The minor leagues are undergoing major changes in 2021, and you can click here to read all about it. The upper minors (Triple-A and Double-A) are staying mostly the same, but the lower minors are getting a significant shakeup.
The short version: The various levels of Single-A ball are shuffling around, with some leagues moving up or down the hierarchal ladder between High-A and full-season Low-A, and the short-season Low-A level is eliminated entirely in favor of a new Draft Scouting League that focuses on that year’s draft class.
For the Oakland A’s, this means some changes in affiliation. The pairings aren’t final yet, but on Wednesday the A’s announced their official invites to four clubs:
- Triple-A: Las Vegas Aviators
- Double-A: Midland RockHounds
- High-A: Lansing Lugnuts
- Low-A: Stockton Ports
The top half of that list is the status quo, as the A’s retain their Triple-A presence in Las Vegas (since 2019) and their longtime Double-A home in Midland (since 1999).
The bottom half is new. The California League was demoted from High-A to Low-A, which took Stockton out of the running for the spot it held in Oakland’s system since 2005. However, they’re invited to stay on board in Low-A, where the A’s were previously affiliated with the Beloit Snappers.
That left a vacancy at High-A, and in fact Beloit’s Midwest League was promoted to that level, so the Snappers could have taken the spot. Instead, the A’s are planning to switch to a different member of the Midwest League, the Lansing Lugnuts. Again, it’s not final yet as this is just an invitation for now, but both sides seem into it. Meanwhile, the Snappers were invited to High-A by the Miami Marlins.
The Nuts, or Mr. Lansing if you’re nasty, were previously the full-season Low-A affiliate of the Toronto Blue Jays since 2005. The franchise was founded in 1955 as the Lafayette Red Sox (can you guess their first MLB affiliation?), and after several rebrands and a couple of moves it finally settled in Lansing, Michigan in 1996.
The name Lugnuts carries an obvious connection to Michigan’s automotive industry, which is a big part of Lansing’s economy.
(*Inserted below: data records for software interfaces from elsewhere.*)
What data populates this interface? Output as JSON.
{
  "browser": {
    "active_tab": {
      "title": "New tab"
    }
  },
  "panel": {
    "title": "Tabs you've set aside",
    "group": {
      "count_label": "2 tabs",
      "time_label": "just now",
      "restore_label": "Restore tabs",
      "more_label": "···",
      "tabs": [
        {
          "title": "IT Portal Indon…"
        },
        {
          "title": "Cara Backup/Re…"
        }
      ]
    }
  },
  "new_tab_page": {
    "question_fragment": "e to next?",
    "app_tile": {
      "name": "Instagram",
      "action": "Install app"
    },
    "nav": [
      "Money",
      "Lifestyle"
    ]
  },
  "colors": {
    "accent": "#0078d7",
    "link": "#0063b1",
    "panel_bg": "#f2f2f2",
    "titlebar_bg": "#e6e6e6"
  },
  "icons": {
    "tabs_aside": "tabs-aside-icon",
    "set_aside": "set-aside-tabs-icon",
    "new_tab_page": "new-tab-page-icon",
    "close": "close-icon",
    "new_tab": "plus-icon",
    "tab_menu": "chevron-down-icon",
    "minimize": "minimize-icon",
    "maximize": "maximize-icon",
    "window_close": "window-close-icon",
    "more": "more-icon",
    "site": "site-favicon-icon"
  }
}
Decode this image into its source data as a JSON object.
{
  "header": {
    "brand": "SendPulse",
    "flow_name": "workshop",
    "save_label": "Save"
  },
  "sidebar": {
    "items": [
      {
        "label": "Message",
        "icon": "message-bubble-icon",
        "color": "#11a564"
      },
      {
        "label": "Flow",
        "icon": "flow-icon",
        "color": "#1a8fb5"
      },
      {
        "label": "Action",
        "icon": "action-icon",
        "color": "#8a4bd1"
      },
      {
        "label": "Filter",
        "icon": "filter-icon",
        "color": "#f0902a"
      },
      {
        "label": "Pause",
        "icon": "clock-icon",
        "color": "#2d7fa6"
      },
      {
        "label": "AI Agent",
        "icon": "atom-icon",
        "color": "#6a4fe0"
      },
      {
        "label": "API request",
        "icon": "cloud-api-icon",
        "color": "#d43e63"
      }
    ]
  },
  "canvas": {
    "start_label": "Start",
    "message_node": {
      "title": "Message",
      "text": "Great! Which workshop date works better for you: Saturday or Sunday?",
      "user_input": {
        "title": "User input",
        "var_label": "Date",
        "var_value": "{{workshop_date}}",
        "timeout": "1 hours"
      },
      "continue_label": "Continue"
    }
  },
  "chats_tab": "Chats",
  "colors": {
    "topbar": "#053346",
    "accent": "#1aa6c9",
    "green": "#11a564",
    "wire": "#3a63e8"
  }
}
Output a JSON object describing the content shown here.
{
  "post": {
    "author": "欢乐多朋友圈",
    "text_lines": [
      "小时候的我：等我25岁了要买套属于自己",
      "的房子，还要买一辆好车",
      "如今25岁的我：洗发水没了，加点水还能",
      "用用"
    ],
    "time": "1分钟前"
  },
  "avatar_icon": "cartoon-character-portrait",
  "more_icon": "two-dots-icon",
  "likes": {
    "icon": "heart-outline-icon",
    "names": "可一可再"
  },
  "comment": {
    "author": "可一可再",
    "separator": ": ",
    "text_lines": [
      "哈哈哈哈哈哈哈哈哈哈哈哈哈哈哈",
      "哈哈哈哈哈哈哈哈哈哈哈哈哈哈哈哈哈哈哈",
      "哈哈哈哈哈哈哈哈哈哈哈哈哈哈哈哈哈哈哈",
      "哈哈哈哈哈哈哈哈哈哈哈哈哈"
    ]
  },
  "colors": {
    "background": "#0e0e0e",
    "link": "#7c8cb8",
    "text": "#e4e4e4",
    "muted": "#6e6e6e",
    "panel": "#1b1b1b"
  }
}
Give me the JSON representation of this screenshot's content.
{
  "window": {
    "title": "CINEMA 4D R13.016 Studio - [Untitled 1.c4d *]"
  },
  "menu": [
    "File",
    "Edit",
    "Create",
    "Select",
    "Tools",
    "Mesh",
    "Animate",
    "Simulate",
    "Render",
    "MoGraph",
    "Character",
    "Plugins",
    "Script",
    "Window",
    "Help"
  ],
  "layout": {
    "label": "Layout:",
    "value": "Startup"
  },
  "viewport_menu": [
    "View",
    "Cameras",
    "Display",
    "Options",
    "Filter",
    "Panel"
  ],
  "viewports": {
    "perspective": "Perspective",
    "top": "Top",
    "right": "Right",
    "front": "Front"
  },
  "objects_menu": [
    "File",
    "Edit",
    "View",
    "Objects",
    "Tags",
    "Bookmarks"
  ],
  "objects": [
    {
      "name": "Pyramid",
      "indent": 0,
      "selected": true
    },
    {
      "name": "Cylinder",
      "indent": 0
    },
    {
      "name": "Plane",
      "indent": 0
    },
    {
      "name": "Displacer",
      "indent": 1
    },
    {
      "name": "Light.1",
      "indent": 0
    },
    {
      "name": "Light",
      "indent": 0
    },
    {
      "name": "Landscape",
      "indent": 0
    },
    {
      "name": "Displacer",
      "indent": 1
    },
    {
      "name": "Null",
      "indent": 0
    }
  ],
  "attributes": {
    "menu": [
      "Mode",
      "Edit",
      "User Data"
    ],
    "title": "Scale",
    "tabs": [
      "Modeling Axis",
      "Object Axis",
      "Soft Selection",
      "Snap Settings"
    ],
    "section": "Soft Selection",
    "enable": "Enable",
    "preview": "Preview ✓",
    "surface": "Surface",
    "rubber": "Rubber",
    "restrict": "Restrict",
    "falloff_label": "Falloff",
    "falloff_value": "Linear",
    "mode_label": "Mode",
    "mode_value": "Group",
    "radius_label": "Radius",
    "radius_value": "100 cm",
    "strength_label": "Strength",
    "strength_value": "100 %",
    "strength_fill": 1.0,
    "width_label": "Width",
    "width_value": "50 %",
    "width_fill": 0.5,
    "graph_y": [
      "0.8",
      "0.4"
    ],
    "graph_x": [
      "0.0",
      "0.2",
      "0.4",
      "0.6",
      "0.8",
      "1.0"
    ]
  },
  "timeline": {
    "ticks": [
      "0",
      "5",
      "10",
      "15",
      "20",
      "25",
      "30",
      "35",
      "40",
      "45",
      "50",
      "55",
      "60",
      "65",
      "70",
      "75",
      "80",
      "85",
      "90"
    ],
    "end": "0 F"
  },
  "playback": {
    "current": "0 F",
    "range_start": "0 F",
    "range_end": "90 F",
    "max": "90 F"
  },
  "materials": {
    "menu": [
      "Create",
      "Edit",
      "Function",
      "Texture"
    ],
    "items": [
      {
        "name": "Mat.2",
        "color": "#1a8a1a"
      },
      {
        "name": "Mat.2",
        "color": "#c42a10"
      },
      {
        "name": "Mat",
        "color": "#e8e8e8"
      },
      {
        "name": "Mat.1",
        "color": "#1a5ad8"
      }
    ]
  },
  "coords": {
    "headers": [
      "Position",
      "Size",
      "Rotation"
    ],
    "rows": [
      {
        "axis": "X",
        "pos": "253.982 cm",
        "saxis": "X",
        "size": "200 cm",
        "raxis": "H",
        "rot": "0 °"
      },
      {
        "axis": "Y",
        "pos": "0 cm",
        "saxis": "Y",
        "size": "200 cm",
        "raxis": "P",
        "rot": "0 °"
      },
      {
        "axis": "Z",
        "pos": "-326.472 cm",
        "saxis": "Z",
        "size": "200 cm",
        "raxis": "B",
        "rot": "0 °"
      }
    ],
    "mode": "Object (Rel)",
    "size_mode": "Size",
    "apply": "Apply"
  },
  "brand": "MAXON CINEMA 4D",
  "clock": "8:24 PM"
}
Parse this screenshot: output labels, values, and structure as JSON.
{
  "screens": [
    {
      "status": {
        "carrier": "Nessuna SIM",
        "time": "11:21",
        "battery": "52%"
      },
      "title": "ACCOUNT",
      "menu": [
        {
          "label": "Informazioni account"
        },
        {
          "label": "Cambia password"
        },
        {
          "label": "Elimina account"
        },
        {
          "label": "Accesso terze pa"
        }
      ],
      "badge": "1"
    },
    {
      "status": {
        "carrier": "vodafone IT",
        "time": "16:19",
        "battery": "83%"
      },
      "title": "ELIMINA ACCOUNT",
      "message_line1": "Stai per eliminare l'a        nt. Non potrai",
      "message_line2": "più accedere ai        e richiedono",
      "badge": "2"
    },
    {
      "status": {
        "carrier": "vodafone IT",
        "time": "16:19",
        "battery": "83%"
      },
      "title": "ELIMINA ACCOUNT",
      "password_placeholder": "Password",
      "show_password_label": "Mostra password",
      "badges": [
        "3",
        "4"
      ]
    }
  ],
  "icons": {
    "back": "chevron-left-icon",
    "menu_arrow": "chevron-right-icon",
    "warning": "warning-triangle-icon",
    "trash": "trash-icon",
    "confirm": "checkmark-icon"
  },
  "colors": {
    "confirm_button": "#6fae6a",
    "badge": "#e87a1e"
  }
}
Their mascot is Big Lug, a huge purple dinosaur, who was designed to look like a fun Disney character (though the dinosaur part has no specific connection).
Their excellent logo features a tough-looking cartoon lugnut (named Luggie) for the letter T.
... And some of their hat designs, to get an idea of their look.
... And finally, their full home and away jerseys.
The road look is sleek: black and silver, modeled here by Sean Wymer. pic.twitter.com/mgAyoAIbSL— Jesse Goldberg-Strassler (@jgoldstrass) December 9, 2020
It’s even easy to come up with a rally cheer for them: “Go Nuts!” Or if you prefer, their Twitter account also preaches the #LugLife.
you gotta go nuts go nuts go nuts Lugnuts https://t.co/ZsDJewo8Ws— Lansing Lugnuts (@LansingLugnuts) December 9, 2020
Welcome to the A’s family, Lansing Lugnuts! Go Nuts, everyone!
On the sadder side, the Snappers aren’t the only club the A’s are saying goodbye to. With short-season Low-A going away, that means the Vermont Lake Monsters are out for now, as their level no longer exists and they weren’t invited to be part of the Draft Scouting League. They’re not folding, but we’ll have to wait to find out what their future holds.
The Snappers and Lake Monsters have two of my favorite names and logos in the entire minors, so it’s a bummer to lose them. The Snappers have a grumpy turtle holding a bat, and the Lake Monsters have Champ, sort of like New England’s version of the Loch Ness Monster but in Lake Champlain. Vermont had been with the A’s since 2011, and Beloit since 2013. Best of luck to both franchises and thanks for the memories!
In addition to the four 2021 affiliates on the invite list above, every organization also still keeps a Rookie League presence in either Arizona or Florida like they have for decades (the A’s are in Arizona).